Exercise goal »
The whole listing below is to be repeated without alteration.
_ _ _ _ _
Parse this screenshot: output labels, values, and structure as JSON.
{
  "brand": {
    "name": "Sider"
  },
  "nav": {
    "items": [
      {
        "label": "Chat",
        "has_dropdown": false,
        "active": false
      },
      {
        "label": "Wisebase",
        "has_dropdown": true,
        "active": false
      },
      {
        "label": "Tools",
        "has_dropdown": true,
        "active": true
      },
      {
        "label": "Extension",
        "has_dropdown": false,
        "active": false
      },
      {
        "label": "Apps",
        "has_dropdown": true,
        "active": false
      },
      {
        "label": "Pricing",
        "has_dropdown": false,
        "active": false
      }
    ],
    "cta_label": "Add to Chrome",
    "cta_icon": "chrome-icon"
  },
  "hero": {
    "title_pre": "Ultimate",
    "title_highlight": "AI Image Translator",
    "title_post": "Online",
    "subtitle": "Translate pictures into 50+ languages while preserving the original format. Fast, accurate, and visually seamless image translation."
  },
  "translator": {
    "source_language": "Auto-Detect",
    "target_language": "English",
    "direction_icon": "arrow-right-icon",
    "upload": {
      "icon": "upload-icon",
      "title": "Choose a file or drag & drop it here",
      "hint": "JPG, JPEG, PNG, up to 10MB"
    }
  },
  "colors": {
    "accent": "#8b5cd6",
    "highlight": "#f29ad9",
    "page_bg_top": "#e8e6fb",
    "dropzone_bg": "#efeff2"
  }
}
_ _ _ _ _
Reply to the exercise »
Parse this screenshot: output labels, values, and structure as JSON.
{
  "brand": {
    "name": "Sider"
  },
  "nav": {
    "items": [
      {
        "label": "Chat",
        "has_dropdown": false,
        "active": false
      },
      {
        "label": "Wisebase",
        "has_dropdown": true,
        "active": false
      },
      {
        "label": "Tools",
        "has_dropdown": true,
        "active": true
      },
      {
        "label": "Extension",
        "has_dropdown": false,
        "active": false
      },
      {
        "label": "Apps",
        "has_dropdown": true,
        "active": false
      },
      {
        "label": "Pricing",
        "has_dropdown": false,
        "active": false
      }
    ],
    "cta_label": "Add to Chrome",
    "cta_icon": "chrome-icon"
  },
  "hero": {
    "title_pre": "Ultimate",
    "title_highlight": "AI Image Translator",
    "title_post": "Online",
    "subtitle": "Translate pictures into 50+ languages while preserving the original format. Fast, accurate, and visually seamless image translation."
  },
  "translator": {
    "source_language": "Auto-Detect",
    "target_language": "English",
    "direction_icon": "arrow-right-icon",
    "upload": {
      "icon": "upload-icon",
      "title": "Choose a file or drag & drop it here",
      "hint": "JPG, JPEG, PNG, up to 10MB"
    }
  },
  "colors": {
    "accent": "#8b5cd6",
    "highlight": "#f29ad9",
    "page_bg_top": "#e8e6fb",
    "dropzone_bg": "#efeff2"
  }
}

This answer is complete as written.